### REQUIRED WORK
It would help if you retyped the data exactly, leaving out the pictures.
----------------------------------------
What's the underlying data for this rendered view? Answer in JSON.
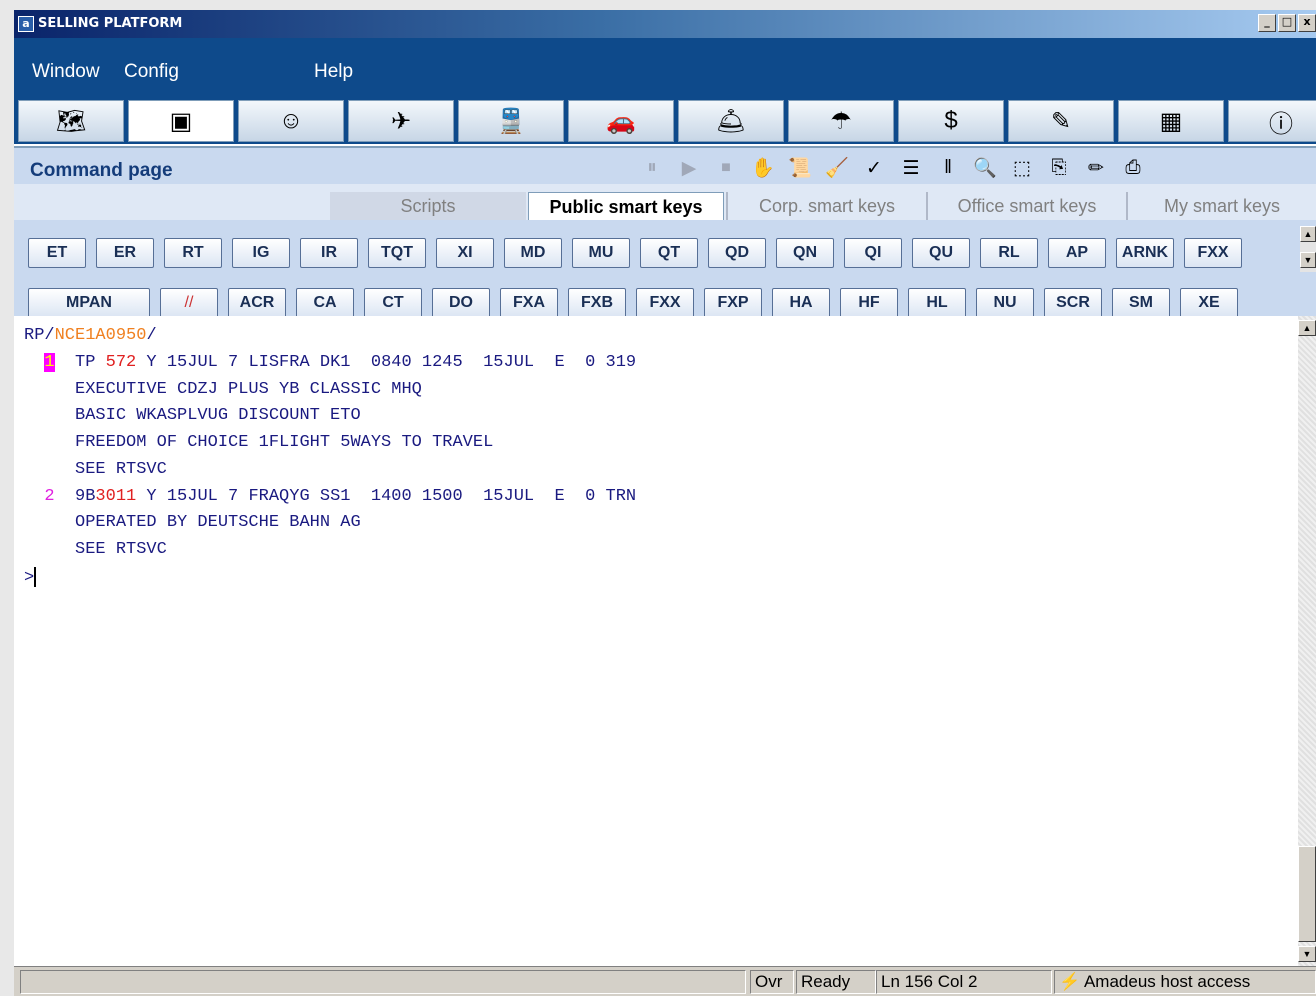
{
  "window": {
    "logo_letter": "a",
    "title": "SELLING PLATFORM",
    "controls": [
      "_",
      "□",
      "x"
    ]
  },
  "menu": {
    "window": "Window",
    "config": "Config",
    "help": "Help"
  },
  "iconbar": [
    {
      "name": "map-icon",
      "glyph": "🗺"
    },
    {
      "name": "terminal-icon",
      "glyph": "▣"
    },
    {
      "name": "agent-icon",
      "glyph": "☺"
    },
    {
      "name": "plane-icon",
      "glyph": "✈"
    },
    {
      "name": "train-icon",
      "glyph": "🚆"
    },
    {
      "name": "car-icon",
      "glyph": "🚗"
    },
    {
      "name": "bellboy-icon",
      "glyph": "🛎"
    },
    {
      "name": "umbrella-icon",
      "glyph": "☂"
    },
    {
      "name": "money-icon",
      "glyph": "$"
    },
    {
      "name": "checklist-icon",
      "glyph": "✎"
    },
    {
      "name": "building-icon",
      "glyph": "▦"
    },
    {
      "name": "info-icon",
      "glyph": "ⓘ"
    }
  ],
  "command_page": {
    "title": "Command page",
    "tools": [
      {
        "name": "pause-icon",
        "glyph": "⏸"
      },
      {
        "name": "play-icon",
        "glyph": "▶"
      },
      {
        "name": "stop-icon",
        "glyph": "⏹"
      },
      {
        "name": "pointer-icon",
        "glyph": "✋"
      },
      {
        "name": "scroll-icon",
        "glyph": "📜"
      },
      {
        "name": "broom-icon",
        "glyph": "🧹"
      },
      {
        "name": "record-icon",
        "glyph": "✓"
      },
      {
        "name": "list-icon",
        "glyph": "☰"
      },
      {
        "name": "columns-icon",
        "glyph": "‖"
      },
      {
        "name": "search-icon",
        "glyph": "🔍"
      },
      {
        "name": "select-icon",
        "glyph": "⬚"
      },
      {
        "name": "copy-icon",
        "glyph": "⎘"
      },
      {
        "name": "edit-icon",
        "glyph": "✏"
      },
      {
        "name": "print-icon",
        "glyph": "⎙"
      }
    ]
  },
  "tabs": [
    "Scripts",
    "Public smart keys",
    "Corp. smart keys",
    "Office smart keys",
    "My smart keys"
  ],
  "smart_keys_row1": [
    "ET",
    "ER",
    "RT",
    "IG",
    "IR",
    "TQT",
    "XI",
    "MD",
    "MU",
    "QT",
    "QD",
    "QN",
    "QI",
    "QU",
    "RL",
    "AP",
    "ARNK",
    "FXX"
  ],
  "smart_keys_row2": [
    "MPAN",
    "//",
    "ACR",
    "CA",
    "CT",
    "DO",
    "FXA",
    "FXB",
    "FXX",
    "FXP",
    "HA",
    "HF",
    "HL",
    "NU",
    "SCR",
    "SM",
    "XE"
  ],
  "terminal": {
    "rp_prefix": "RP/",
    "office_id": "NCE1A0950",
    "rp_suffix": "/",
    "seg1_num": "1",
    "seg1_a": "  TP ",
    "seg1_flight": "572",
    "seg1_b": " Y 15JUL 7 LISFRA DK1  0840 1245  15JUL  E  0 319",
    "seg1_l2": "     EXECUTIVE CDZJ PLUS YB CLASSIC MHQ",
    "seg1_l3": "     BASIC WKASPLVUG DISCOUNT ETO",
    "seg1_l4": "     FREEDOM OF CHOICE 1FLIGHT 5WAYS TO TRAVEL",
    "seg1_l5": "     SEE RTSVC",
    "seg2_num": "  2",
    "seg2_a": "  9B",
    "seg2_flight": "3011",
    "seg2_b": " Y 15JUL 7 FRAQYG SS1  1400 1500  15JUL  E  0 TRN",
    "seg2_l2": "     OPERATED BY DEUTSCHE BAHN AG",
    "seg2_l3": "     SEE RTSVC",
    "prompt": ">"
  },
  "status": {
    "ovr": "Ovr",
    "ready": "Ready",
    "position": "Ln 156 Col 2",
    "host": "Amadeus host access"
  }
}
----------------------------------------
### PROBLEM SOLUTION
What's the underlying data for this rendered view? Answer in JSON.
{
  "window": {
    "logo_letter": "a",
    "title": "SELLING PLATFORM",
    "controls": [
      "_",
      "□",
      "x"
    ]
  },
  "menu": {
    "window": "Window",
    "config": "Config",
    "help": "Help"
  },
  "iconbar": [
    {
      "name": "map-icon",
      "glyph": "🗺"
    },
    {
      "name": "terminal-icon",
      "glyph": "▣"
    },
    {
      "name": "agent-icon",
      "glyph": "☺"
    },
    {
      "name": "plane-icon",
      "glyph": "✈"
    },
    {
      "name": "train-icon",
      "glyph": "🚆"
    },
    {
      "name": "car-icon",
      "glyph": "🚗"
    },
    {
      "name": "bellboy-icon",
      "glyph": "🛎"
    },
    {
      "name": "umbrella-icon",
      "glyph": "☂"
    },
    {
      "name": "money-icon",
      "glyph": "$"
    },
    {
      "name": "checklist-icon",
      "glyph": "✎"
    },
    {
      "name": "building-icon",
      "glyph": "▦"
    },
    {
      "name": "info-icon",
      "glyph": "ⓘ"
    }
  ],
  "command_page": {
    "title": "Command page",
    "tools": [
      {
        "name": "pause-icon",
        "glyph": "⏸"
      },
      {
        "name": "play-icon",
        "glyph": "▶"
      },
      {
        "name": "stop-icon",
        "glyph": "⏹"
      },
      {
        "name": "pointer-icon",
        "glyph": "✋"
      },
      {
        "name": "scroll-icon",
        "glyph": "📜"
      },
      {
        "name": "broom-icon",
        "glyph": "🧹"
      },
      {
        "name": "record-icon",
        "glyph": "✓"
      },
      {
        "name": "list-icon",
        "glyph": "☰"
      },
      {
        "name": "columns-icon",
        "glyph": "‖"
      },
      {
        "name": "search-icon",
        "glyph": "🔍"
      },
      {
        "name": "select-icon",
        "glyph": "⬚"
      },
      {
        "name": "copy-icon",
        "glyph": "⎘"
      },
      {
        "name": "edit-icon",
        "glyph": "✏"
      },
      {
        "name": "print-icon",
        "glyph": "⎙"
      }
    ]
  },
  "tabs": [
    "Scripts",
    "Public smart keys",
    "Corp. smart keys",
    "Office smart keys",
    "My smart keys"
  ],
  "smart_keys_row1": [
    "ET",
    "ER",
    "RT",
    "IG",
    "IR",
    "TQT",
    "XI",
    "MD",
    "MU",
    "QT",
    "QD",
    "QN",
    "QI",
    "QU",
    "RL",
    "AP",
    "ARNK",
    "FXX"
  ],
  "smart_keys_row2": [
    "MPAN",
    "//",
    "ACR",
    "CA",
    "CT",
    "DO",
    "FXA",
    "FXB",
    "FXX",
    "FXP",
    "HA",
    "HF",
    "HL",
    "NU",
    "SCR",
    "SM",
    "XE"
  ],
  "terminal": {
    "rp_prefix": "RP/",
    "office_id": "NCE1A0950",
    "rp_suffix": "/",
    "seg1_num": "1",
    "seg1_a": "  TP ",
    "seg1_flight": "572",
    "seg1_b": " Y 15JUL 7 LISFRA DK1  0840 1245  15JUL  E  0 319",
    "seg1_l2": "     EXECUTIVE CDZJ PLUS YB CLASSIC MHQ",
    "seg1_l3": "     BASIC WKASPLVUG DISCOUNT ETO",
    "seg1_l4": "     FREEDOM OF CHOICE 1FLIGHT 5WAYS TO TRAVEL",
    "seg1_l5": "     SEE RTSVC",
    "seg2_num": "  2",
    "seg2_a": "  9B",
    "seg2_flight": "3011",
    "seg2_b": " Y 15JUL 7 FRAQYG SS1  1400 1500  15JUL  E  0 TRN",
    "seg2_l2": "     OPERATED BY DEUTSCHE BAHN AG",
    "seg2_l3": "     SEE RTSVC",
    "prompt": ">"
  },
  "status": {
    "ovr": "Ovr",
    "ready": "Ready",
    "position": "Ln 156 Col 2",
    "host": "Amadeus host access"
  }
}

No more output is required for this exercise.